The Australian government is reportedly scrutinising TikTok for any risks it may pose to users from around potential foreign interference and data privacy issues.

According to a Reuters report, offices of both the Home Affairs and Attorney-General are discussing TikTok’s operations just weeks after the popular Chinese-owned social media platform opened offices in the country.

Prime Minister Scott Morrison said his government was “having a good look” at TikTok, which has also fallen under U.S. scrutiny for “national security risks”. “If we consider there is a need to take further action than we are taking now, then I can tell you we won’t be shy about it,” he told Melbourne radio station 3AW.

Australia’s scrutiny comes as TikTok has come under fire in multiple markets in recent weeks, over national security issues over accusations of links to the Chinese state and concerns around data privacy.

India banned TikTok along with 58 other Chinese apps in a retaliatory move after fatal border clashes along the disputed Sino-Indian border in mid-June. India's Ministry of Information Technology said the ban was put in place after receiving “many complaints from various sources” about apps that were “stealing and surreptitiously transmitting users’ data in an unauthorised manner”.

Tiktok owner ByteDance has invested more than US$1 billion to build its vast Indian user base, and now faces losses of as much as US$6 billion. The India market accounts for 611 million of the video-sharing platform’s 2 billion-strong user base.

In South Korea, the Korea Communications Commission, recently fined the company 186m won (US$155,485) for collecting data of children under 14 years old without the consent of legal guardians. In an investigation which began last year, the media regulator found that more than 6,000 records involving children were collected over six months, violating local privacy laws. The Chinese firm also failed to inform users that personal data was transferred overseas.

In the United States, the Trump administration is considering banning Chinese social media applications including TikTok, from being used in the country – a move that could be confirmed within weeks according to reports. Distrust in the app stems back to November 2019, when a national security review was launched over ByteDance US$1 billion acquisition of U.S. social media app
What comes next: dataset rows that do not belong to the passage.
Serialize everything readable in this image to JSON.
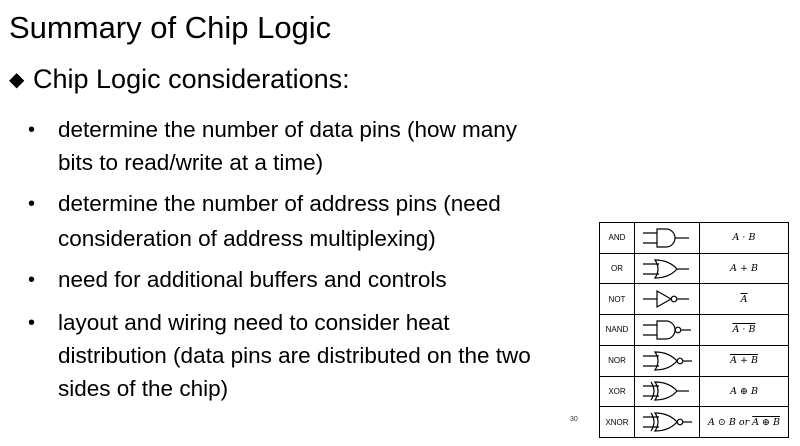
{
  "slide": {
    "title": "Summary of Chip Logic",
    "heading_marker": "◆",
    "heading": "Chip Logic considerations:",
    "bullet_marker": "•",
    "bullets": [
      [
        "determine the number of data pins (how many",
        "bits to read/write at a time)"
      ],
      [
        "determine the number of address pins (need",
        "consideration of address multiplexing)"
      ],
      [
        "need for additional buffers and controls"
      ],
      [
        "layout and wiring need to consider heat",
        "distribution (data pins are distributed on the two",
        "sides of the chip)"
      ]
    ],
    "page_number": "30"
  },
  "gate_table": {
    "rows": [
      {
        "name": "AND",
        "icon": "and-gate-icon",
        "expr": "A · B",
        "over": ""
      },
      {
        "name": "OR",
        "icon": "or-gate-icon",
        "expr": "A + B",
        "over": ""
      },
      {
        "name": "NOT",
        "icon": "not-gate-icon",
        "expr": "",
        "over": "A"
      },
      {
        "name": "NAND",
        "icon": "nand-gate-icon",
        "expr": "",
        "over": "A · B"
      },
      {
        "name": "NOR",
        "icon": "nor-gate-icon",
        "expr": "",
        "over": "A + B"
      },
      {
        "name": "XOR",
        "icon": "xor-gate-icon",
        "expr": "A ⊕ B",
        "over": ""
      },
      {
        "name": "XNOR",
        "icon": "xnor-gate-icon",
        "expr": "A ⊙ B or ",
        "over": "A ⊕ B"
      }
    ]
  }
}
The potential loss of the U.S. market and its 30 million MAUs, after the ban in India, would deal another huge blow to TikTok and its growth ambitions. ByteDance earned US$5.6 billion in revenue in the first quarter of 2020 through ad sales mostly from Douyin, its mainland China app.

In early July, the company had launched a new advertising platform focused on small businesses. The self-serve ad platform, which had previously been in beta testing, will include a music library and video-editing tools to help brands make ads that match the style of TikTok videos.
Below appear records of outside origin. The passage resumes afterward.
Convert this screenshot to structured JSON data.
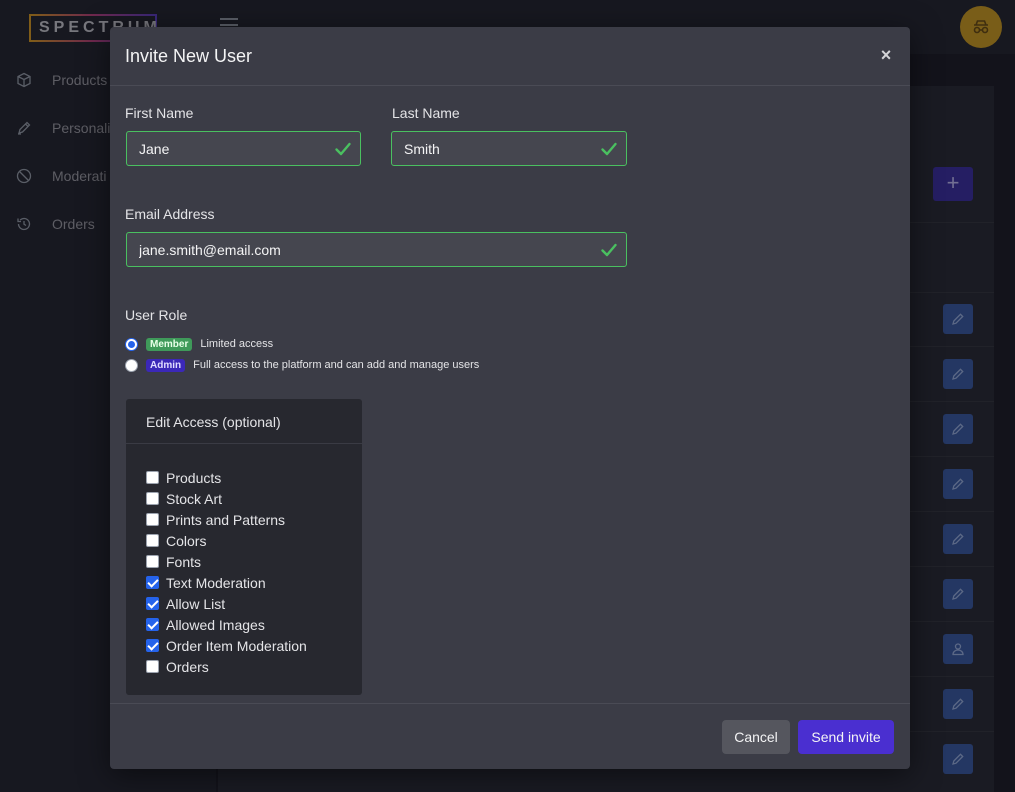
{
  "app": {
    "logo_text": "SPECTRUM",
    "nav": [
      {
        "label": "Products",
        "icon": "cube-icon"
      },
      {
        "label": "Personali",
        "icon": "pen-icon"
      },
      {
        "label": "Moderati",
        "icon": "block-icon"
      },
      {
        "label": "Orders",
        "icon": "history-icon"
      }
    ],
    "add_button": "+"
  },
  "modal": {
    "title": "Invite New User",
    "close": "×",
    "first_name": {
      "label": "First Name",
      "value": "Jane"
    },
    "last_name": {
      "label": "Last Name",
      "value": "Smith"
    },
    "email": {
      "label": "Email Address",
      "value": "jane.smith@email.com"
    },
    "role": {
      "label": "User Role",
      "options": [
        {
          "badge": "Member",
          "description": "Limited access",
          "selected": true
        },
        {
          "badge": "Admin",
          "description": "Full access to the platform and can add and manage users",
          "selected": false
        }
      ]
    },
    "access": {
      "title": "Edit Access (optional)",
      "items": [
        {
          "label": "Products",
          "checked": false
        },
        {
          "label": "Stock Art",
          "checked": false
        },
        {
          "label": "Prints and Patterns",
          "checked": false
        },
        {
          "label": "Colors",
          "checked": false
        },
        {
          "label": "Fonts",
          "checked": false
        },
        {
          "label": "Text Moderation",
          "checked": true
        },
        {
          "label": "Allow List",
          "checked": true
        },
        {
          "label": "Allowed Images",
          "checked": true
        },
        {
          "label": "Order Item Moderation",
          "checked": true
        },
        {
          "label": "Orders",
          "checked": false
        }
      ]
    },
    "cancel_label": "Cancel",
    "send_label": "Send invite"
  },
  "colors": {
    "valid": "#4ac060",
    "primary": "#4a2fd0",
    "member": "#3f9a5a",
    "admin": "#3b28b8"
  }
}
However, it remains to be seen how severely adspend on the platform will be affected, given the uncertainty of its status in multiple markets. The platform will face difficulties attracting advertisers given the on-going controversies and concerns around brand-safe content. It halted operations in Hong Kong, after China imposed a new security law on the city, raising concerns of official oversight of social media.

Sourced from Reuters, BBC, Forbes, Politico, Fortune